Dead Space 2 [Xbox 360, 2011]
Dead Space 2
System: Xbox 360 (also on PS3 and PC)
Genre: Survival Horror, Third-Person Shooter
Publisher: Electronic Arts
Developer: Visceral Games
Release Date: January 25, 2011

There is a popular comparison going around that Dead Space 2 is to Dead Space what the film Aliens is to Alien. This is surprisingly accurate.

The original Dead Space was a brutal survival horror adventure that placed gamers in the role of a silent protaganist named Isaac Clarke, who was investigating an abandoned ship with unknown enemies. With Dead Space 2, Clarke is back, but this time he is well-spoken and knows what he is up against. No longer an inexperienced combatant, Clarke is a grizzled veteran who kicks a whole lot of alien ass, not unlike Ellen Ripley from Aliens.

Dead Space 2 takes place three years after the original, with Isaac waking up in the Sprawl, a metropolis built on one of Saturn’s moons. He has no memory of the last few years, and he is still haunted by visions of his long-dead girlfriend. The man has lost his mind, and his disturbing hallucinations impede his progress to stop the latest Necromorph outbreak. In a way, it’s more of the same, but this time Isaac feels better suited to take care of the mess.

Dead Space 2 [Xbox 360, 2011]

The gameplay is more action-oriented, and there are now new weapons to help deal with the catastrophic alien mess. The old, trusty weapons from before are still available, such as the always reliable plasma cutter, but it’s fun to play with new toys such as the Detonator, a proximity mine launcher. Enemies are still defeated by slicing off their limbs, creating gruesome and gory bloodbaths.

The wonderful kinesis/stasis functions are back as well, and they are crucial to the gameplay since weapon ammo seems a little scarce to come by this time. The same weapon upgrade system is in place to help build up Clarke’s skills and abilities.
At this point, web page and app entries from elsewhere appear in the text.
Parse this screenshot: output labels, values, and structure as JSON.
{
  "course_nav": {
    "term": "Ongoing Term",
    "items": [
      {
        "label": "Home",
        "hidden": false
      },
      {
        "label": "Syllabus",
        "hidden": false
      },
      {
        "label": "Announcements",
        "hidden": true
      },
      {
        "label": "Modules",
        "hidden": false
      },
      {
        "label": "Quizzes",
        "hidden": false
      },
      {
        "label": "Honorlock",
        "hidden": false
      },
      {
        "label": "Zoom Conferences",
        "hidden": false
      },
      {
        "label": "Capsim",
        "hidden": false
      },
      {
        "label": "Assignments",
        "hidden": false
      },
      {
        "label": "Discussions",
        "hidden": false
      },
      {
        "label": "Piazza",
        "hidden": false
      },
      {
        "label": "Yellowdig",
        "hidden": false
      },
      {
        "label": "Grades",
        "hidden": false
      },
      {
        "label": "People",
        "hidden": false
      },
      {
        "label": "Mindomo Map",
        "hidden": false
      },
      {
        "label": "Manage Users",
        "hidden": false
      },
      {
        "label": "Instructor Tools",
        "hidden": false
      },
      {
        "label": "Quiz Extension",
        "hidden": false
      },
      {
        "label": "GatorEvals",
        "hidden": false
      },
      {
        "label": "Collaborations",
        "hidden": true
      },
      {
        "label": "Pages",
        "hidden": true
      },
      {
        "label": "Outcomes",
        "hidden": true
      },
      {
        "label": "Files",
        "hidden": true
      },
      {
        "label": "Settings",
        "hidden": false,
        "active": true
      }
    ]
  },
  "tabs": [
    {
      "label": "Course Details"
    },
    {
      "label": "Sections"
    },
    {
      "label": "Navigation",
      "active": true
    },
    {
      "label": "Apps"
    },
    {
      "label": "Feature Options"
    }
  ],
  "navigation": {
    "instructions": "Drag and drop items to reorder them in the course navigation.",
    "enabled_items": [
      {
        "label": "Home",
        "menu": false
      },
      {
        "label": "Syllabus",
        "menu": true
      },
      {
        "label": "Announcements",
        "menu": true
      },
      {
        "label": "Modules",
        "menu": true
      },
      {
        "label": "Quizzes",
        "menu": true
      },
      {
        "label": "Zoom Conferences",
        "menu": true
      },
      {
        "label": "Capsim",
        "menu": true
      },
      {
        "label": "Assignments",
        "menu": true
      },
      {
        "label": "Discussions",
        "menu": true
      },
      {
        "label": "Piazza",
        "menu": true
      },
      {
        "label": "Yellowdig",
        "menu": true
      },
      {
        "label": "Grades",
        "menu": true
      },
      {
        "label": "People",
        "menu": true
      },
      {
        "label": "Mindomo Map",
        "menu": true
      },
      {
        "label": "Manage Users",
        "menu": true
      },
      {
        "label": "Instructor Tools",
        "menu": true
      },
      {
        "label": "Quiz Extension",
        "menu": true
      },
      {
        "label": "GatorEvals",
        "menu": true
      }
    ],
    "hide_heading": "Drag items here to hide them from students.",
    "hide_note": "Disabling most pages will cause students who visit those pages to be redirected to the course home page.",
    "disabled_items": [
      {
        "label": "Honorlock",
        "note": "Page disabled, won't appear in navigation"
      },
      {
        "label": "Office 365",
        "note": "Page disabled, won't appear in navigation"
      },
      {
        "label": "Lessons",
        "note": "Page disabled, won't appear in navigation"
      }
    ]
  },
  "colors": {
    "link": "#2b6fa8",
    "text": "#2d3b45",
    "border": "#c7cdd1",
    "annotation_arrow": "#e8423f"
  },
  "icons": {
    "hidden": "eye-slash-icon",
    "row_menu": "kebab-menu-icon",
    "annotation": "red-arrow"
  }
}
While the combat is very well-executed, Dead Space 2 really shines with its atmosphere. The game succeeds at creating undeniable tension, and there is always a sense of dread while wandering around the Sprawl. Even locations such as a nursery or a shopping mall are creepy to wander about since you never know what will be around the corner. This overall creepiness is aided by little things here and there to make you jump, such as lights flickering randomly or an alarm clock going off unprovoked, or even just hearing something crawling around in the walls. With the lights out and the volume turned up, this game can be pretty damn scary.

Dead Space 2 [Xbox 360, 2011]

Dead Space 2’s campaign lasts about 8-10 hours, but its “New Game+” feature warrants multiple playthroughs. My first thought after finishing the game was to start a new one, this time using my powered-up weapons from before.

A multiplayer option is unnecessarily tacked-on as well. It offers similar gameplay to Left 4 Dead, as it pits humans versus monsters, alternately switching sides after every round. It is a decent enough feature, but it is pretty basic and the online community barely has a pulse anymore.

Dead Space 2 does everything a good sequel should: it builds upon all that made the original so great, then expands upon that in all facets. The atmosphere is even more tense despite the beefed up weapons, and the core gameplay is damn near perfect. It doesn’t hurt that the game is simply stunning to look at, and gore fans will really get a kick out of some of the new death animations. EA has a great franchise on their hands, and I can’t wait to see where they go next.

9/10